During the last full weekend of June I spent some time with a fellow HMDB regular collecting and documenting the markers around Hanover. With “Plenty Enough Blame to Go Around” in hand for reference, we were able to locate the majority of the markers (list) (map). For the set, our photos are a little sparse. The town of Hanover has grown a bit over the century plus since the battle. As such, in several places where historical homes or sites are referenced, a modern construction home or business now stands. Plaques indicating a structure stood at the time of the battle are fixed to numerous buildings around the center of town. However I cannot locate any specific references which might guide a visitor to the name or history of these structures. So while I have a score of photos of buildings, none have any context which can be linked to marker entries with any degree of accuracy.
The Federal Monument in Mount Olivet Cemetery is noteworthy.
The two field pieces flanking the monument are actually replicas. Their form and appearance are in line with similar replicas cast for the Gettysburg battlefield. While looking like 3-inch Ordnance rifles from a distance, these have rough exteriors, a visible lateral casting seam, not to mention a lack of standard markings.
However, in the town square are two authentic Civil War era pieces. Two 2.9 inch Parrott Rifles. One of which is touted as “No. 1.” Both carry the letters “C. P.” over the trunnions.
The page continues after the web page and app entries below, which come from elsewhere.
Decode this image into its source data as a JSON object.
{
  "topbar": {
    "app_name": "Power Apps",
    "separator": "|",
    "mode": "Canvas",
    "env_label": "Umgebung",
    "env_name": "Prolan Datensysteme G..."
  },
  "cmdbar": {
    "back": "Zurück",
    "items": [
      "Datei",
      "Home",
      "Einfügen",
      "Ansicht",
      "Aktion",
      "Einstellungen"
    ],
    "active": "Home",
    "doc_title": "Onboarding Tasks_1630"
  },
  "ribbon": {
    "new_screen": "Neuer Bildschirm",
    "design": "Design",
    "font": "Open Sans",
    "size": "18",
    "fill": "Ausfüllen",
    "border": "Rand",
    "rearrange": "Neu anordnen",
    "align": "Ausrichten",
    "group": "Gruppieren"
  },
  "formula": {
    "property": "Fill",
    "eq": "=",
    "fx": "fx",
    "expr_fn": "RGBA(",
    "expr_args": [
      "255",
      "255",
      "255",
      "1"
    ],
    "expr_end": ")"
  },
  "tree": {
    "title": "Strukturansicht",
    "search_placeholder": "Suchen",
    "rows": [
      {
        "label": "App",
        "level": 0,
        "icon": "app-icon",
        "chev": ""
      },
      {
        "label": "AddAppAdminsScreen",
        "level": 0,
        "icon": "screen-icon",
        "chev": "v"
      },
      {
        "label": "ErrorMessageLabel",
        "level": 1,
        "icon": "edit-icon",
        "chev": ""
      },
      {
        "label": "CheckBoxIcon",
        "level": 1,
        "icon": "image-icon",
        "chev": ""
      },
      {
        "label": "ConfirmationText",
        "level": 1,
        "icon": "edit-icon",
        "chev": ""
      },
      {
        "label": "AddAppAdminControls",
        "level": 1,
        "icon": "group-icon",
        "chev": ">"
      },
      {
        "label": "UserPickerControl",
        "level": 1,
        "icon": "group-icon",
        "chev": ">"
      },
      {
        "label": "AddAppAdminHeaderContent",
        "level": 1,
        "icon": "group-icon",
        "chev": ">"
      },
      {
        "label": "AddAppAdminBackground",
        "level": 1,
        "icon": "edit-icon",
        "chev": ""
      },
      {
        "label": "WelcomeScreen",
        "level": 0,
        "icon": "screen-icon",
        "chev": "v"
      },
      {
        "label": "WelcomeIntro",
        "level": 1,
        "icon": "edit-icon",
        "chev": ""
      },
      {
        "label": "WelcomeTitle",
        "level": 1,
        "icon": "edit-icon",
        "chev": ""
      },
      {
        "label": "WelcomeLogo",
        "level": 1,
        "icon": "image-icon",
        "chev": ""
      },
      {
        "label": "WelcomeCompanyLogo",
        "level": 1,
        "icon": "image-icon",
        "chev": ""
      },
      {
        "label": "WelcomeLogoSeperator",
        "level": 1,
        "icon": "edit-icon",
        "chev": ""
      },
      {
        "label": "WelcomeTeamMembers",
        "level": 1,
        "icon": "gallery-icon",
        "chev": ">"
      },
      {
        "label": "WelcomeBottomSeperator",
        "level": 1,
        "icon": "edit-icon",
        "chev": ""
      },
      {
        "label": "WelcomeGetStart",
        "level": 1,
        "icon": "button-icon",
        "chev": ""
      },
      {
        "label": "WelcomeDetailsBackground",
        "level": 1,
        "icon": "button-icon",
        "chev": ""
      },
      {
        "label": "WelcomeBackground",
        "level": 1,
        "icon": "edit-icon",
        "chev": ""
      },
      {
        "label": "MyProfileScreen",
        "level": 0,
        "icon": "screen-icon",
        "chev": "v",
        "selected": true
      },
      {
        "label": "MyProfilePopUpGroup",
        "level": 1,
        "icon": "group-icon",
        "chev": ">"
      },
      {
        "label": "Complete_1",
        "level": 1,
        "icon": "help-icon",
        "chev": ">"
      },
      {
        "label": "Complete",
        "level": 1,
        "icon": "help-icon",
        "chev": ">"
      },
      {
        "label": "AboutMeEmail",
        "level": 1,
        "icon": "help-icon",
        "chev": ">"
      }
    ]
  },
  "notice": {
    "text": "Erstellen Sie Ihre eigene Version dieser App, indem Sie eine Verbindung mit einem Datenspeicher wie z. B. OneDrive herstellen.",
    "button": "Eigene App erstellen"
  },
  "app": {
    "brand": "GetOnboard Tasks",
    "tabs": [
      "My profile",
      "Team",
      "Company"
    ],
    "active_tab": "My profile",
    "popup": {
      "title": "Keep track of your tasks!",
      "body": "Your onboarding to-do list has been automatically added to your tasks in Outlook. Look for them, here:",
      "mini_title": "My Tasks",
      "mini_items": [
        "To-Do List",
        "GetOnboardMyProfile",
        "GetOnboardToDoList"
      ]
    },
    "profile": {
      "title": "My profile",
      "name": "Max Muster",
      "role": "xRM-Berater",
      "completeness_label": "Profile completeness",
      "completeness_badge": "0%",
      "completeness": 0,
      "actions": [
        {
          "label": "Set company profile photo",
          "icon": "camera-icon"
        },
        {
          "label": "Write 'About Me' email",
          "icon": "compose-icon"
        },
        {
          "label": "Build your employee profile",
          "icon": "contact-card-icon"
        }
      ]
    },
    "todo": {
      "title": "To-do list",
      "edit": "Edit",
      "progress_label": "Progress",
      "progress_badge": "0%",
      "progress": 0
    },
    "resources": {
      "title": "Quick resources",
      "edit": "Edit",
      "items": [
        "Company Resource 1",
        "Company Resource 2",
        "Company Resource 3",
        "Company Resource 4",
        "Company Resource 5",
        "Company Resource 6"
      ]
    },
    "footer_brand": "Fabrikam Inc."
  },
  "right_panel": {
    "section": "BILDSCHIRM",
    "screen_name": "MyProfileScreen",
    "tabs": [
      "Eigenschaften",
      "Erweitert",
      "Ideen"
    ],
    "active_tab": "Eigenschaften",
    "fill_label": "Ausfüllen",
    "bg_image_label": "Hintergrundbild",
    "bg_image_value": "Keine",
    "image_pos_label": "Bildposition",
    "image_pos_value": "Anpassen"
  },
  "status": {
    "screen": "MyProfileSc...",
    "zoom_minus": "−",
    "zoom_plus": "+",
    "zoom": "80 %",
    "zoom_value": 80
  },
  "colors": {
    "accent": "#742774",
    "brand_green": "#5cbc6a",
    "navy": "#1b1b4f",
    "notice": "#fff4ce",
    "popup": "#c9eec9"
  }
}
While I’ve read and heard several sources state this particular piece above (No 1) was the “very first Parrott rifle ever made,” the claim does not match with the records. Robert Parrott had experimented with the design prior to 1861, but the first batch accepted by the government was a set of ten 2.9-inch, 10-pounder rifles in May 1861. However, pre-dating the government delivery considerably, one Parrott rifle was delivered to the Commonwealth of Virginia in 1860. Just after the outbreak of the war, the states of New York and Pennsylvania ordered examples of the Parrott 10-pounders. The New York examples are stamped “S.N.Y.” over the trunnions. The Pennsylvania order received the initials “C.P.” for Commonwealth of Pennsylvania. (For a full discussion, please refer to Field Artillery Weapons of the Civil War, by James C. Hazlett, Edwin Olmstead, and M. Hume Parks, page 109-110). In addition to the twins at Hanover, two more examples of this batch are displayed on the Gettysburg battlefield.
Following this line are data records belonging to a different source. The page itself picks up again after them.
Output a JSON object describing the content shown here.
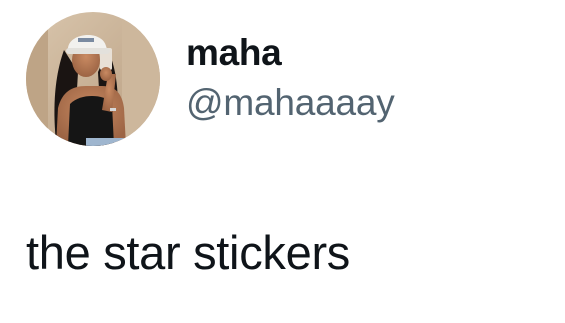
{
  "tweet": {
    "display_name": "maha",
    "handle": "@mahaaaay",
    "text": "the star stickers"
  },
  "colors": {
    "text_primary": "#0f1419",
    "text_secondary": "#536471",
    "background": "#ffffff"
  },
  "icons": {
    "avatar": "profile-photo"
  }
}
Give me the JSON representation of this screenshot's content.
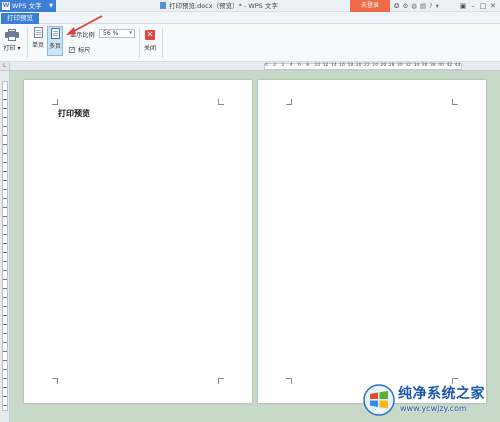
{
  "titlebar": {
    "app_name": "WPS 文字",
    "app_logo": "W",
    "document_title": "打印预览.docx（预览）* - WPS 文字",
    "login_label": "未登录"
  },
  "tabs": {
    "active": "打印预览"
  },
  "ribbon": {
    "print_label": "打印",
    "single_page_label": "单页",
    "multi_page_label": "多页",
    "zoom_label": "显示比例",
    "zoom_value": "56 %",
    "ruler_label": "标尺",
    "ruler_checked": true,
    "close_label": "关闭"
  },
  "ruler": {
    "ticks": [
      "4",
      "2",
      "2",
      "4",
      "6",
      "8",
      "10",
      "12",
      "14",
      "16",
      "18",
      "20",
      "22",
      "24",
      "26",
      "28",
      "30",
      "32",
      "34",
      "36",
      "38",
      "40",
      "42",
      "44"
    ]
  },
  "document": {
    "heading": "打印预览",
    "page_count_visible": 2
  },
  "watermark": {
    "title": "纯净系统之家",
    "url": "www.ycwjzy.com"
  },
  "colors": {
    "accent": "#3a7fd5",
    "login": "#ee6a48",
    "close": "#e0463c",
    "workspace_bg": "#c8d9c8",
    "annotation_arrow": "#e03c3c"
  }
}
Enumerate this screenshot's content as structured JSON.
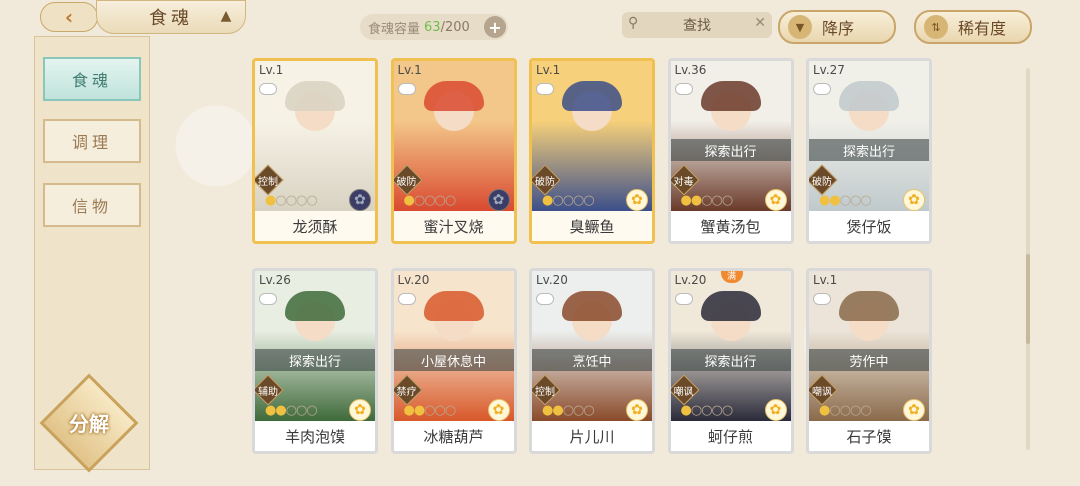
{
  "header": {
    "title": "食魂",
    "capacity_label": "食魂容量",
    "capacity_current": "63",
    "capacity_total": "/200",
    "search_placeholder": "查找",
    "sort_order": "降序",
    "sort_by": "稀有度"
  },
  "sidebar": {
    "items": [
      {
        "label": "食魂",
        "active": true
      },
      {
        "label": "调理",
        "active": false
      },
      {
        "label": "信物",
        "active": false
      }
    ],
    "decompose": "分解"
  },
  "cards": [
    {
      "level": "Lv.1",
      "name": "龙须酥",
      "role": "控制",
      "status": "",
      "stars_filled": 1,
      "gold": true,
      "element": "dark"
    },
    {
      "level": "Lv.1",
      "name": "蜜汁叉烧",
      "role": "破防",
      "status": "",
      "stars_filled": 1,
      "gold": true,
      "element": "dark"
    },
    {
      "level": "Lv.1",
      "name": "臭鳜鱼",
      "role": "破防",
      "status": "",
      "stars_filled": 1,
      "gold": true,
      "element": "light"
    },
    {
      "level": "Lv.36",
      "name": "蟹黄汤包",
      "role": "对毒",
      "status": "探索出行",
      "stars_filled": 2,
      "gold": false,
      "element": "light"
    },
    {
      "level": "Lv.27",
      "name": "煲仔饭",
      "role": "破防",
      "status": "探索出行",
      "stars_filled": 2,
      "gold": false,
      "element": "light"
    },
    {
      "level": "Lv.26",
      "name": "羊肉泡馍",
      "role": "辅助",
      "status": "探索出行",
      "stars_filled": 2,
      "gold": false,
      "element": "light"
    },
    {
      "level": "Lv.20",
      "name": "冰糖葫芦",
      "role": "禁疗",
      "status": "小屋休息中",
      "stars_filled": 2,
      "gold": false,
      "element": "light"
    },
    {
      "level": "Lv.20",
      "name": "片儿川",
      "role": "控制",
      "status": "烹饪中",
      "stars_filled": 2,
      "gold": false,
      "element": "light"
    },
    {
      "level": "Lv.20",
      "name": "蚵仔煎",
      "role": "嘲讽",
      "status": "探索出行",
      "stars_filled": 1,
      "gold": false,
      "element": "light",
      "badge": "满"
    },
    {
      "level": "Lv.1",
      "name": "石子馍",
      "role": "嘲讽",
      "status": "劳作中",
      "stars_filled": 1,
      "gold": false,
      "element": "light"
    }
  ]
}
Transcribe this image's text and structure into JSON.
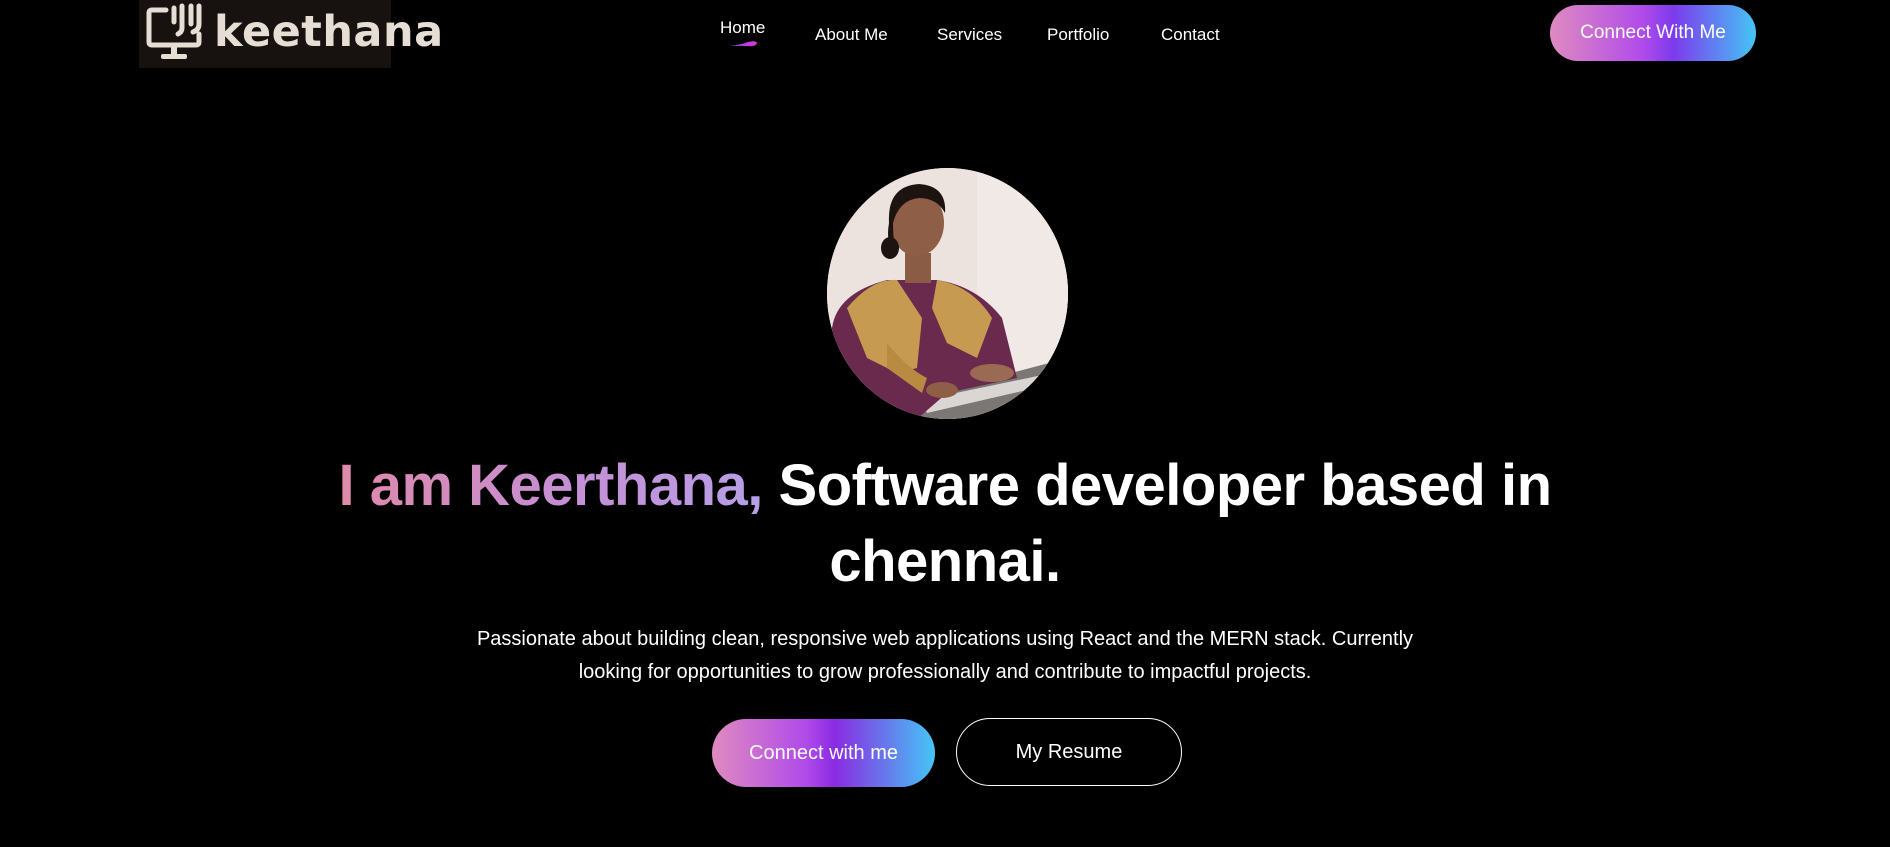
{
  "brand": {
    "logo_text": "keethana",
    "logo_icon": "computer-monitor-icon",
    "logo_bg": "#17120f",
    "logo_fg": "#e6ddd4"
  },
  "nav": {
    "items": [
      {
        "label": "Home",
        "active": true
      },
      {
        "label": "About Me",
        "active": false
      },
      {
        "label": "Services",
        "active": false
      },
      {
        "label": "Portfolio",
        "active": false
      },
      {
        "label": "Contact",
        "active": false
      }
    ],
    "cta_label": "Connect With Me"
  },
  "hero": {
    "headline_highlight": "I am Keerthana,",
    "headline_rest": "Software developer based in chennai.",
    "description": "Passionate about building clean, responsive web applications using React and the MERN stack. Currently looking for opportunities to grow professionally and contribute to impactful projects.",
    "primary_button": "Connect with me",
    "secondary_button": "My Resume"
  },
  "colors": {
    "background": "#000000",
    "gradient_start": "#df8ac0",
    "gradient_mid": "#8a2be2",
    "gradient_end": "#45c5f5",
    "text": "#ffffff"
  }
}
The markers at Hanover add to a growing collection of the Gettysburg Campaign. Most of the Civil War trails markers for the Gettysburg Campaign are in the database now. As time permits, I’ll dress up groupings as done with Antietam.